** Data for processing follows **

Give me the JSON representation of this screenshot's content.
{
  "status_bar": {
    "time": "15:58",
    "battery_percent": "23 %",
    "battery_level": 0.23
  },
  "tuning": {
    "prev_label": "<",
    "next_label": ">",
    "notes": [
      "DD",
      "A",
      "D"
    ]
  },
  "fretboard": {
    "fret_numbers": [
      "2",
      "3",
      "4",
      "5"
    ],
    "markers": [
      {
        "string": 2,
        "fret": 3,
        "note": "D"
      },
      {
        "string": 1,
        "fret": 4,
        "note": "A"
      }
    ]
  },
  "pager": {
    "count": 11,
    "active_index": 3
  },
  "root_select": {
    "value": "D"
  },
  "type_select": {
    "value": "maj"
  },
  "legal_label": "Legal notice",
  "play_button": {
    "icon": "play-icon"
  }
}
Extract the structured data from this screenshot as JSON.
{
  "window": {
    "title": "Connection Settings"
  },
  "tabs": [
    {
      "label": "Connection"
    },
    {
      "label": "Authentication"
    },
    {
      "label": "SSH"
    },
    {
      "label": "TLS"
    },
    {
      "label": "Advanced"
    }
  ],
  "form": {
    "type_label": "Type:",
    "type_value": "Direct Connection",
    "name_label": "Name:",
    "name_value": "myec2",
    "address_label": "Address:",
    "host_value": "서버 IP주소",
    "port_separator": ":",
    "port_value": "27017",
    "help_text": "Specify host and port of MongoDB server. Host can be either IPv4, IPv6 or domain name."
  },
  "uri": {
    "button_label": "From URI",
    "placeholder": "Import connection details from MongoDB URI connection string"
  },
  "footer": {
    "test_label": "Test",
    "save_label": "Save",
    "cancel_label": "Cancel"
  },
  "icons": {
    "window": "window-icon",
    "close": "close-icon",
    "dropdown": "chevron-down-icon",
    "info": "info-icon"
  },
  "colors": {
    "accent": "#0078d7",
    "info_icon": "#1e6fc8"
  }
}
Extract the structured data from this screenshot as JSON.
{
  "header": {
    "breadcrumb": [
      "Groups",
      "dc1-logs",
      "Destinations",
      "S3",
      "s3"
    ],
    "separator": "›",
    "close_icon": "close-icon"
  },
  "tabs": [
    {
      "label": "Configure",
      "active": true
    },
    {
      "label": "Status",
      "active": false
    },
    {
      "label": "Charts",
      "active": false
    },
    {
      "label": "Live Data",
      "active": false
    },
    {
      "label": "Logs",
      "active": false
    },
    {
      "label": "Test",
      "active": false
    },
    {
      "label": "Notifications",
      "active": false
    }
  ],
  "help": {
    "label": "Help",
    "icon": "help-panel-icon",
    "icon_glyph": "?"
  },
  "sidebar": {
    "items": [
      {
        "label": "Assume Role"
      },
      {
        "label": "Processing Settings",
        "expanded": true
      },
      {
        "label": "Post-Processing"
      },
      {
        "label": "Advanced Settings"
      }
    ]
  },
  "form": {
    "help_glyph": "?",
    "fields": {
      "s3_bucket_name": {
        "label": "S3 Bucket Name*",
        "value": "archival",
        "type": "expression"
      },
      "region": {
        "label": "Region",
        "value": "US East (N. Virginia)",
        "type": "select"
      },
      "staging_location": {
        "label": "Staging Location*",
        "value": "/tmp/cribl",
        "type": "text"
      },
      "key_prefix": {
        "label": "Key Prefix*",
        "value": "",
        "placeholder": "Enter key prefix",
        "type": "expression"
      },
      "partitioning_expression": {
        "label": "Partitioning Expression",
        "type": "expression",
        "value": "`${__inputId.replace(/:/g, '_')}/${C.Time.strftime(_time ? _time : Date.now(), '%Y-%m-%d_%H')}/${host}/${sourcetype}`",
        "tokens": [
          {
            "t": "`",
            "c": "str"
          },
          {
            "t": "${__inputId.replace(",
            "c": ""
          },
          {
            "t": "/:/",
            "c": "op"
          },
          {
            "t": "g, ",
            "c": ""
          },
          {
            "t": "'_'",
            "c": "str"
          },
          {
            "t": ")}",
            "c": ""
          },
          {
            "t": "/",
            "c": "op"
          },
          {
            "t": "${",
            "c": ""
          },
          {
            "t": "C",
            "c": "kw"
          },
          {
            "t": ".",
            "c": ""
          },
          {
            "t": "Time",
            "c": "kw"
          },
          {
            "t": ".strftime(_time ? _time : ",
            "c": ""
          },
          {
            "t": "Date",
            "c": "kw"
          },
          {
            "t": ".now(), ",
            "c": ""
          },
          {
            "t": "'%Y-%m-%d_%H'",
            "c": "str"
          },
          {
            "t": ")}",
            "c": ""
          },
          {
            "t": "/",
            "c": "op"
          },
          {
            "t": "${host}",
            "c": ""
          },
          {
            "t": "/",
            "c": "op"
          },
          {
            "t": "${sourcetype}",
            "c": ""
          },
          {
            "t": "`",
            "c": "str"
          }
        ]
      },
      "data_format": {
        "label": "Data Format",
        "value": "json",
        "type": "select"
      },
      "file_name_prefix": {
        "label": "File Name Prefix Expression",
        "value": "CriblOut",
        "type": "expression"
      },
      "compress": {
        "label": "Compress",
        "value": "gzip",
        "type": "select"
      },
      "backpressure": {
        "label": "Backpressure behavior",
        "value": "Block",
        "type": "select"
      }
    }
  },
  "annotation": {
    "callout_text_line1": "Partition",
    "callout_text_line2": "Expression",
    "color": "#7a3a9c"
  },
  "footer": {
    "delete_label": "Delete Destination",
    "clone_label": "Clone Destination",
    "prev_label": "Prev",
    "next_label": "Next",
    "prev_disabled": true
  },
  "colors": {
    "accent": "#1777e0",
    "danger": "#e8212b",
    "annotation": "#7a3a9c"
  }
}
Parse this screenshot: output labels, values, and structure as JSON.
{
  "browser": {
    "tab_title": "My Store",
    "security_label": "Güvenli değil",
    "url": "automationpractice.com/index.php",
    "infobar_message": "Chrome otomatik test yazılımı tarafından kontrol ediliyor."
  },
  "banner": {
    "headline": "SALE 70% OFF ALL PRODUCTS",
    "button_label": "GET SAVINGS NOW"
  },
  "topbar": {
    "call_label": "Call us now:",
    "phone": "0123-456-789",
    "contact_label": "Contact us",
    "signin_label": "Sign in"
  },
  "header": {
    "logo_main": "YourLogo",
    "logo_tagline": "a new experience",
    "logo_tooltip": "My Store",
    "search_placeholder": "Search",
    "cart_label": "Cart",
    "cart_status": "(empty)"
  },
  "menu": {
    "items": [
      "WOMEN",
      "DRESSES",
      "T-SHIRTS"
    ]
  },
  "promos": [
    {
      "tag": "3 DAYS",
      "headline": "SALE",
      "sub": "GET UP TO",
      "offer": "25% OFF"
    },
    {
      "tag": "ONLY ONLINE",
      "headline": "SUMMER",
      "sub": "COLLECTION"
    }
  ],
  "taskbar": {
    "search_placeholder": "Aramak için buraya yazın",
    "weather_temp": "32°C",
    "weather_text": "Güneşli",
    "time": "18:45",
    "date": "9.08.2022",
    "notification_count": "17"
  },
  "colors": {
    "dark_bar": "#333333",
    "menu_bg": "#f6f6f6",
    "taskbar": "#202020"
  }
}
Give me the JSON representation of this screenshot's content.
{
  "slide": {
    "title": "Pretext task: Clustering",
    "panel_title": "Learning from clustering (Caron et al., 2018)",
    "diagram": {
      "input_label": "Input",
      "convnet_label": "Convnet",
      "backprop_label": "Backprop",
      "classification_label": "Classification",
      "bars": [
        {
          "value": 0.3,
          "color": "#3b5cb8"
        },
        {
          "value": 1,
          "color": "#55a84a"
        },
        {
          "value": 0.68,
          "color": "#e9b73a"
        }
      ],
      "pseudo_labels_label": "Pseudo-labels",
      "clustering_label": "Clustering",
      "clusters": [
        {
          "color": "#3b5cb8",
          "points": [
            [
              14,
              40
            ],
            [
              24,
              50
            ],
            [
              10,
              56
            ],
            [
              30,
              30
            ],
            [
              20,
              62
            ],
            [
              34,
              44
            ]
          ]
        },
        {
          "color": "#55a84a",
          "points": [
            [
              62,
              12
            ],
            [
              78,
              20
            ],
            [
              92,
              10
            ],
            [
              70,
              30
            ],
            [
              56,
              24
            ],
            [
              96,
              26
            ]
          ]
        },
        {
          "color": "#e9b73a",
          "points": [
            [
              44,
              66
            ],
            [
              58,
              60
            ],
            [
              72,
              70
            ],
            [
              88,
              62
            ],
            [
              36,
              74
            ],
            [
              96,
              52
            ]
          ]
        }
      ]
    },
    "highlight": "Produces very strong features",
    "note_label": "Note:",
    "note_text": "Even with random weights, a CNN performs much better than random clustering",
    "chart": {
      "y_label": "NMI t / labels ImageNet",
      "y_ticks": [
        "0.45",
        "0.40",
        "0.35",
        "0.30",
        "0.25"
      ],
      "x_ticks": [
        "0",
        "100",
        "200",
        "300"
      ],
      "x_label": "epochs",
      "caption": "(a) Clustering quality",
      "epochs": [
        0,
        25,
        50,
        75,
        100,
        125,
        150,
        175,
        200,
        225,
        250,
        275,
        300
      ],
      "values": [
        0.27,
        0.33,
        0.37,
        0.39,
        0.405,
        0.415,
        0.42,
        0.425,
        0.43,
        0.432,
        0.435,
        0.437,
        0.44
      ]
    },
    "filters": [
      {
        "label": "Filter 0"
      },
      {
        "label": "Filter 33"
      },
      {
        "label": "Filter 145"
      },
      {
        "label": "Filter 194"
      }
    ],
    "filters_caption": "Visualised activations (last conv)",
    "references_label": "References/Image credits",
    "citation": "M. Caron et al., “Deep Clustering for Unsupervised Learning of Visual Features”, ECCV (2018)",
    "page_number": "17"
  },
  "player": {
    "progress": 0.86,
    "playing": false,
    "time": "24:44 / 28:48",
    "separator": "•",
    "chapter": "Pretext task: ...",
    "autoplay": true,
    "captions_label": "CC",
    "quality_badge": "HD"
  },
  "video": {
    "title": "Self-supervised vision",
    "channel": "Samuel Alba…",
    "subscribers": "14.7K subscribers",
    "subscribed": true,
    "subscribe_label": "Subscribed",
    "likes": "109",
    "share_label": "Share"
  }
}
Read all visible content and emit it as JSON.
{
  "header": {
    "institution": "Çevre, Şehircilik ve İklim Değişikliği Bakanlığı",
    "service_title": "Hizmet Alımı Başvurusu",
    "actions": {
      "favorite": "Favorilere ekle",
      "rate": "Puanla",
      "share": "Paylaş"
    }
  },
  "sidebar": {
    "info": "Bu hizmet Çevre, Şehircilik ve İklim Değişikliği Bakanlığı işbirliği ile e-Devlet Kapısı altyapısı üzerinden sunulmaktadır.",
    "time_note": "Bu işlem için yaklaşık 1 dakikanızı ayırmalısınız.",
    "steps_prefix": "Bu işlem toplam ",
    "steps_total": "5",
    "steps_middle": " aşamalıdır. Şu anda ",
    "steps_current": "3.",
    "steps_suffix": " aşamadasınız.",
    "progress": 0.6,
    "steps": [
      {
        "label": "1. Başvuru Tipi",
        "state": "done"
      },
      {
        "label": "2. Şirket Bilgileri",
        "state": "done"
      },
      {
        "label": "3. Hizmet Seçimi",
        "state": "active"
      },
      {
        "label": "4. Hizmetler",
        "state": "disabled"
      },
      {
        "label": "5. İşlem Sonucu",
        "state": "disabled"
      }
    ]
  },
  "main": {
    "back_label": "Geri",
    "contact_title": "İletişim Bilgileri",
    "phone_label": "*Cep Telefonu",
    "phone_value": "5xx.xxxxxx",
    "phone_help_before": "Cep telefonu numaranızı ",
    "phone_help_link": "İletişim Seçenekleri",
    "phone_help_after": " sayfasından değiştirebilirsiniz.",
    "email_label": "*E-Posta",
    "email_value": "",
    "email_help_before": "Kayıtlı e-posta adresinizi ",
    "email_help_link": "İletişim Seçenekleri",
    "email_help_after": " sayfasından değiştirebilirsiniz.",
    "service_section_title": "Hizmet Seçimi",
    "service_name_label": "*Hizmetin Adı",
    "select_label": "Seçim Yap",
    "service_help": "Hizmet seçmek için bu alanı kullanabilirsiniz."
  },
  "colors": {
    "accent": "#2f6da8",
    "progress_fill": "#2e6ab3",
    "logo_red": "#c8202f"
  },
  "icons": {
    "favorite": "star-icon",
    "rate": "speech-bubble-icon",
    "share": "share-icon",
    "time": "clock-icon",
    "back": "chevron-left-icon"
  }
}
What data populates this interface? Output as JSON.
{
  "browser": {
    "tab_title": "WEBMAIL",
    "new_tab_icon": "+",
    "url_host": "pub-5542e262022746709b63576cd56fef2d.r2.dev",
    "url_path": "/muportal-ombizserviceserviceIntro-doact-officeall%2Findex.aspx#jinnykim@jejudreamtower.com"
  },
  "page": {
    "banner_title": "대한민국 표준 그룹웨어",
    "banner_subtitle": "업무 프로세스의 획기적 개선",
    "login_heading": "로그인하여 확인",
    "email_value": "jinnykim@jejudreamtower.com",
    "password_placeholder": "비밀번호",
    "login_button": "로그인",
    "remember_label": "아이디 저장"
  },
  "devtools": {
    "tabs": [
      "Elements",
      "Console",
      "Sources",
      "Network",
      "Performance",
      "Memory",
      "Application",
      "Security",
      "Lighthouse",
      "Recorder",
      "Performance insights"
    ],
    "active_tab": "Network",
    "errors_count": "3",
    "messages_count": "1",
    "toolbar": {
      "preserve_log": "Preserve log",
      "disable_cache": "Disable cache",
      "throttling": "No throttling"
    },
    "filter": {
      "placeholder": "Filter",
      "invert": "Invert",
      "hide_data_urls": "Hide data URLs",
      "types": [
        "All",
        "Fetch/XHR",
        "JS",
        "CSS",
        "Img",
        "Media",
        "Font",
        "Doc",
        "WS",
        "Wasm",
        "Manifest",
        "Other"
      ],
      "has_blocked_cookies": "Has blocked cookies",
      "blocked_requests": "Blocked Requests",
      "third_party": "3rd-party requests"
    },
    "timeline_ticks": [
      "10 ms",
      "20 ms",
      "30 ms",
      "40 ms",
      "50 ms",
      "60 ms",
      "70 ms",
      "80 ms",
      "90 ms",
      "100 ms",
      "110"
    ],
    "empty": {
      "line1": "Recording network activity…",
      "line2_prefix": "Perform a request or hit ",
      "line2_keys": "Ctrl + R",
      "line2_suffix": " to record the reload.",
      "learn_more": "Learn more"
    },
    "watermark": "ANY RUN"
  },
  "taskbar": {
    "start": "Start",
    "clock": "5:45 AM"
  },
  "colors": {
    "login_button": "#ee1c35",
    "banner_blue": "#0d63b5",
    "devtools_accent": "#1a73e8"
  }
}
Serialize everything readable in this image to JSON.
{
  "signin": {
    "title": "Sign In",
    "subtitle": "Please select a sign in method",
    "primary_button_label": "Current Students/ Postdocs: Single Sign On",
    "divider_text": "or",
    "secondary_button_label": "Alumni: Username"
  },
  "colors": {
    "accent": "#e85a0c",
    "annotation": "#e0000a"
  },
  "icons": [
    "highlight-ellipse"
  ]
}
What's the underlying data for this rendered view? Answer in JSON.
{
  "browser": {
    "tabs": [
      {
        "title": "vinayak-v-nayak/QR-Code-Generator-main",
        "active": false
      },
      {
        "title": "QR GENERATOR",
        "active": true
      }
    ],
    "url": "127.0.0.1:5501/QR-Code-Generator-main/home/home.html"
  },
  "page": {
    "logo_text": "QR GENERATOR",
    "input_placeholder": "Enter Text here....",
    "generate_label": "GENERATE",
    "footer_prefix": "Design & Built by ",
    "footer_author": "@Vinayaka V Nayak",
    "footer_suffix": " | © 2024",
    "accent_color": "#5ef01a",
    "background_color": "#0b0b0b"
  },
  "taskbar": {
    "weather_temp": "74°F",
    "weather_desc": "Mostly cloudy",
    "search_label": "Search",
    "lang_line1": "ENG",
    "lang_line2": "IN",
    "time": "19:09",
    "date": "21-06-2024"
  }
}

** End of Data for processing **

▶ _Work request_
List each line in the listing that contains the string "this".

▶ _Exercise solution_
Give me the JSON representation of this screenshot's content.
Extract the structured data from this screenshot as JSON.
Extract the structured data from this screenshot as JSON.
Parse this screenshot: output labels, values, and structure as JSON.
Give me the JSON representation of this screenshot's content.
What data populates this interface? Output as JSON.
Serialize everything readable in this image to JSON.
What's the underlying data for this rendered view? Answer in JSON.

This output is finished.